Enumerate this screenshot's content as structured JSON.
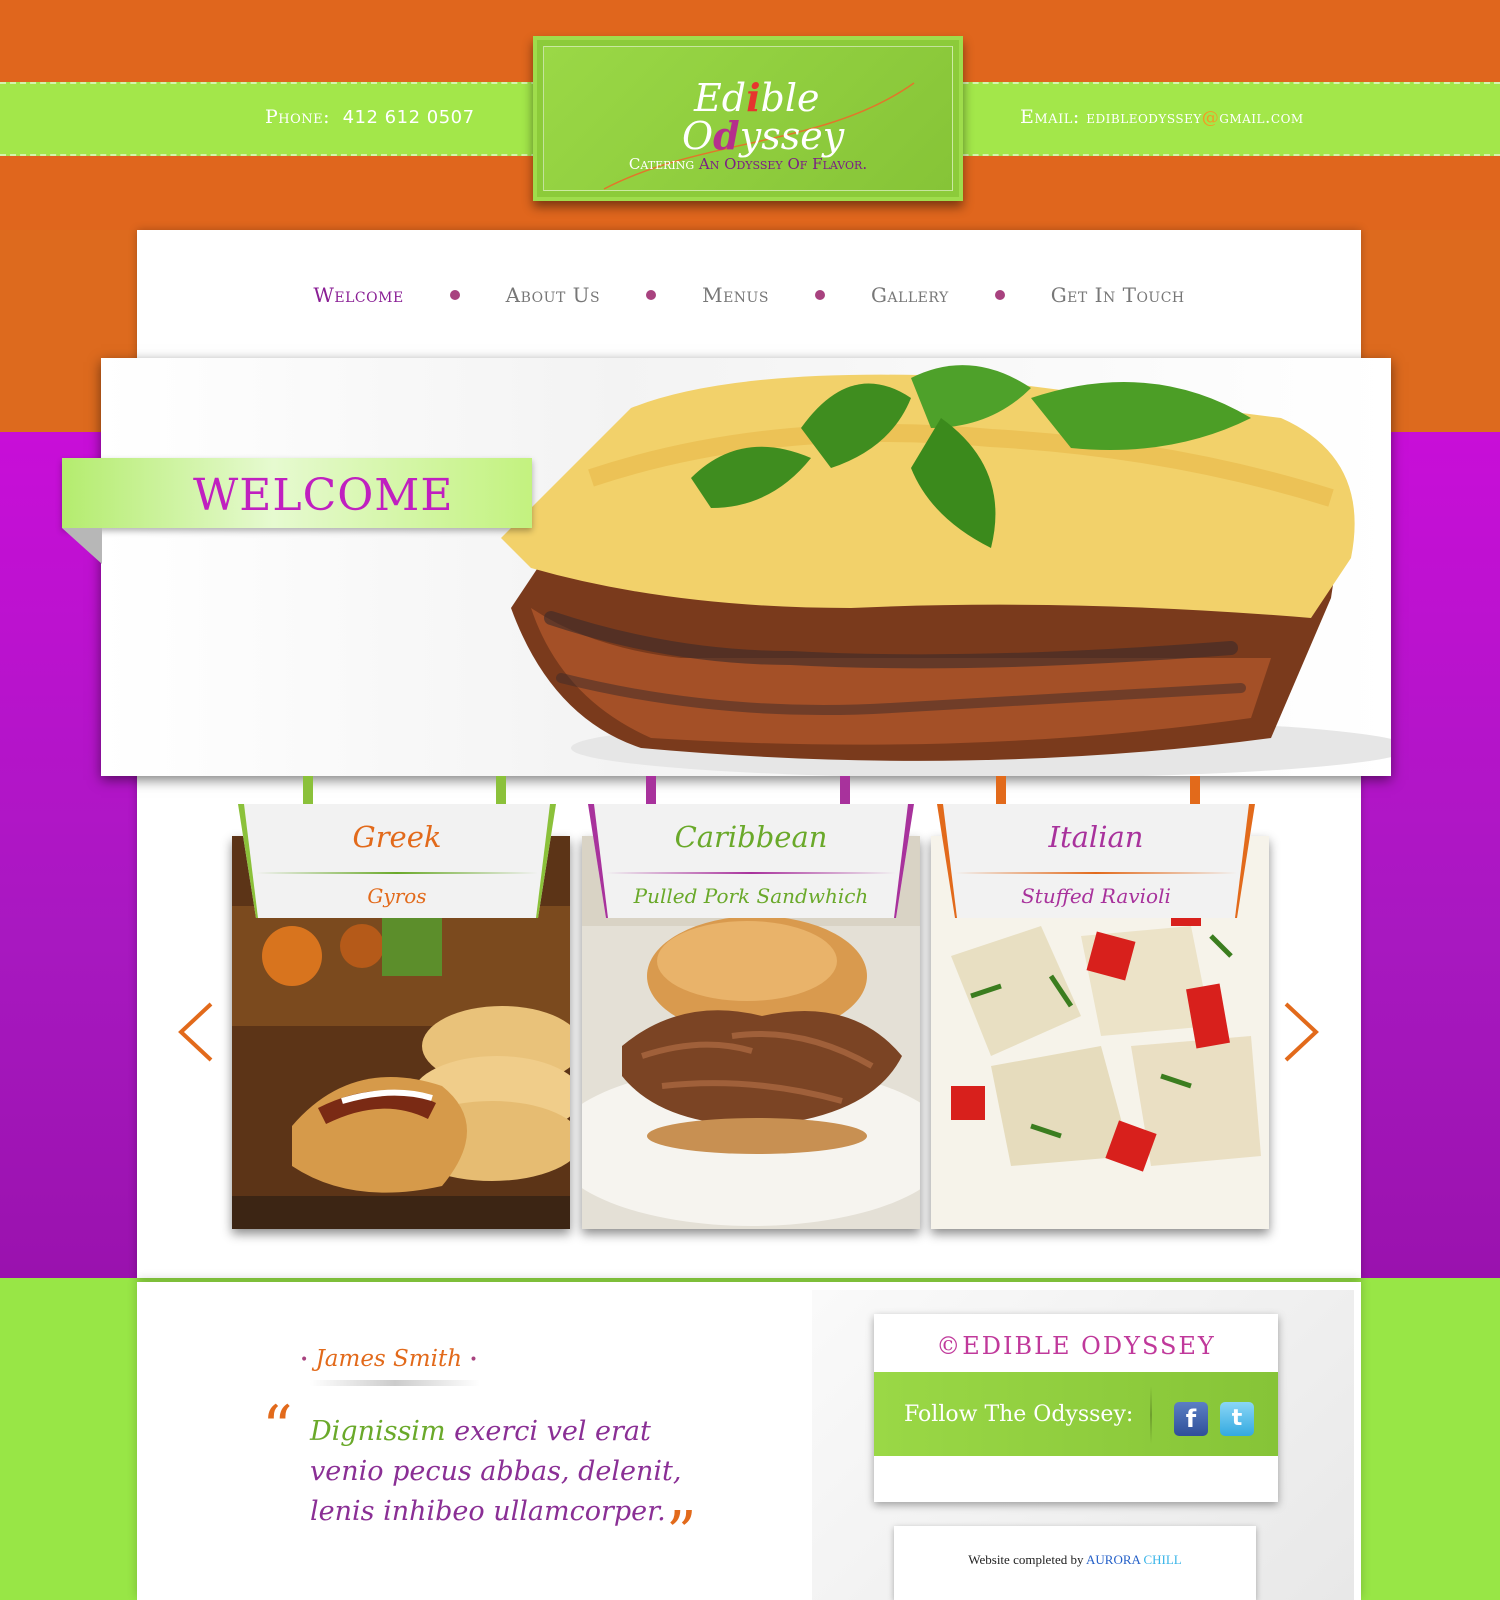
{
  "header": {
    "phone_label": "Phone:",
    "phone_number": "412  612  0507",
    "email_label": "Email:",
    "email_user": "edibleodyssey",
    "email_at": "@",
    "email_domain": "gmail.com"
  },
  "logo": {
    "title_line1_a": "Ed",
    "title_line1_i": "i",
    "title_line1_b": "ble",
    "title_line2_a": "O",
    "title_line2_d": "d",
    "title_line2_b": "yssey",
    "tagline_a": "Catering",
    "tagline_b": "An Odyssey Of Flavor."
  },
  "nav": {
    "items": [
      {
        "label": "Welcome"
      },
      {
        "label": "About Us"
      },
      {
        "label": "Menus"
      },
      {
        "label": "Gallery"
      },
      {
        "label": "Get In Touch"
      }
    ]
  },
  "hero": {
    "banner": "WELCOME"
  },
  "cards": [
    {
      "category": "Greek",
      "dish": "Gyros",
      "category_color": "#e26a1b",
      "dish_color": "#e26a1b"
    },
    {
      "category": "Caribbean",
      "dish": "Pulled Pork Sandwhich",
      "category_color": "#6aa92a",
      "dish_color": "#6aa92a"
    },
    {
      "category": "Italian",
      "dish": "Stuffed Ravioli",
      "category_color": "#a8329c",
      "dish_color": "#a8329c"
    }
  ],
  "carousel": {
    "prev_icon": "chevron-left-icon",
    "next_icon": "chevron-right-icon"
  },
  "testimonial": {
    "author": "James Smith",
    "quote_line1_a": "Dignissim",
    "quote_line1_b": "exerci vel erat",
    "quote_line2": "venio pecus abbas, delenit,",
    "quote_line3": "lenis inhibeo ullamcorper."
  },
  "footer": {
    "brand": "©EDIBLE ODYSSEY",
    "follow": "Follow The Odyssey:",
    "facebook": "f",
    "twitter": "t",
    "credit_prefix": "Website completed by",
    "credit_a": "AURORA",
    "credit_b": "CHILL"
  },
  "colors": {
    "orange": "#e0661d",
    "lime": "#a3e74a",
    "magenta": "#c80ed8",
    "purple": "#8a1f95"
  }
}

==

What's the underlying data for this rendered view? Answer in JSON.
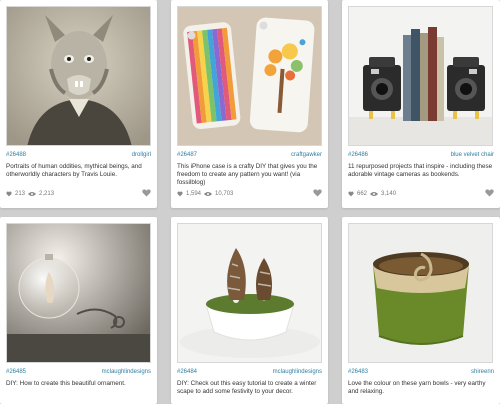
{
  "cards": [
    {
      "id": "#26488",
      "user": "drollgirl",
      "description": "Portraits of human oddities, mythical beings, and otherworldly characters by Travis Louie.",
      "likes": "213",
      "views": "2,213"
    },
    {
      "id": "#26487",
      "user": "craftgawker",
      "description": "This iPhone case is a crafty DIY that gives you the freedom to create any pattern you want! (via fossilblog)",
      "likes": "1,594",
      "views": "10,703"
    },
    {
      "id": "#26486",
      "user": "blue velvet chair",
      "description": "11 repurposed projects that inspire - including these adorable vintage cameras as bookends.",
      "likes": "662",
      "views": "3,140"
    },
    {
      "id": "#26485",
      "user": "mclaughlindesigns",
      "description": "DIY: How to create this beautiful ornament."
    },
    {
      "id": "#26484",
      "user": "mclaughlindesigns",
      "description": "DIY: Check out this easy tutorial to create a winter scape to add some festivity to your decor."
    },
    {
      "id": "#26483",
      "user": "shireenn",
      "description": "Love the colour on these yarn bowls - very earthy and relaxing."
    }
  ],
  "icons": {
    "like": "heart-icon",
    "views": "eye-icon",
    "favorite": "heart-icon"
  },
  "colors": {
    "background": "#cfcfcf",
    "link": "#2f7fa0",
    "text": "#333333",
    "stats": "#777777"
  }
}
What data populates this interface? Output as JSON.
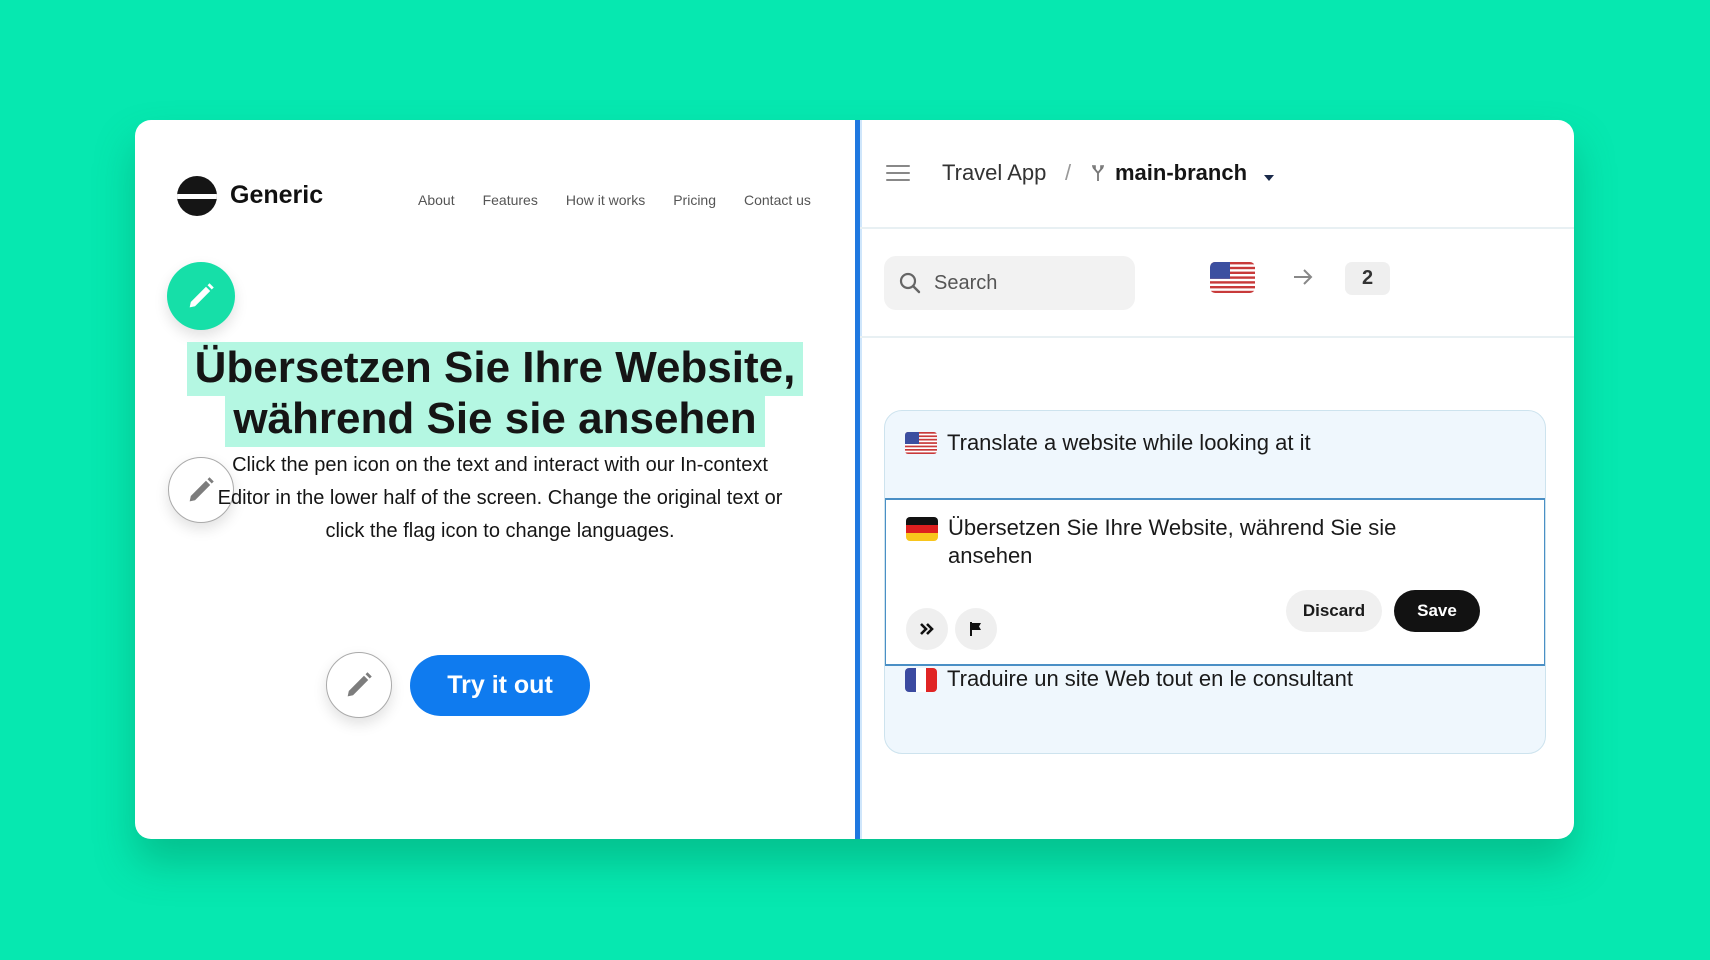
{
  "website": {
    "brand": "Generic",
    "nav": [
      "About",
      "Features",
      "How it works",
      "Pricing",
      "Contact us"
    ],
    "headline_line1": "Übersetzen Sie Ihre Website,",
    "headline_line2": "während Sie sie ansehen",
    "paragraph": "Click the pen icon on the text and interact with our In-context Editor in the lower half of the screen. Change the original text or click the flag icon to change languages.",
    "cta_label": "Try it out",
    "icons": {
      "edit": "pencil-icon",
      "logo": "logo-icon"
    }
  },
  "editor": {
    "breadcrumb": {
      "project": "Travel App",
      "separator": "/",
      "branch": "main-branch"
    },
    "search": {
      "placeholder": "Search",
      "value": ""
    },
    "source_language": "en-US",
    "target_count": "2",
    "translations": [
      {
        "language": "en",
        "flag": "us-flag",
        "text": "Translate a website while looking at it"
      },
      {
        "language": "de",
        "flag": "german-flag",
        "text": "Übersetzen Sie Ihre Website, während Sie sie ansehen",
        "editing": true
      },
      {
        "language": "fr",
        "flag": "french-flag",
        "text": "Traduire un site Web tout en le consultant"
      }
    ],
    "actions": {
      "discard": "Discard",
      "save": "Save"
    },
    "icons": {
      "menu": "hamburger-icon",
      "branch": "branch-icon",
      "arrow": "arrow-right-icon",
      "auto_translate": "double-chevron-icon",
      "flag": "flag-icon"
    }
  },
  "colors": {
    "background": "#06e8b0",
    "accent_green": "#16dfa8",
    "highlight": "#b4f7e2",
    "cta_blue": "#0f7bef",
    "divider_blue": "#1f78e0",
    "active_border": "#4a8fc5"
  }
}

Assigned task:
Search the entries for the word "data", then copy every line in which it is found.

Result below:
What's the underlying data for this rendered view? Answer in JSON.
What data populates this interface? Output as JSON.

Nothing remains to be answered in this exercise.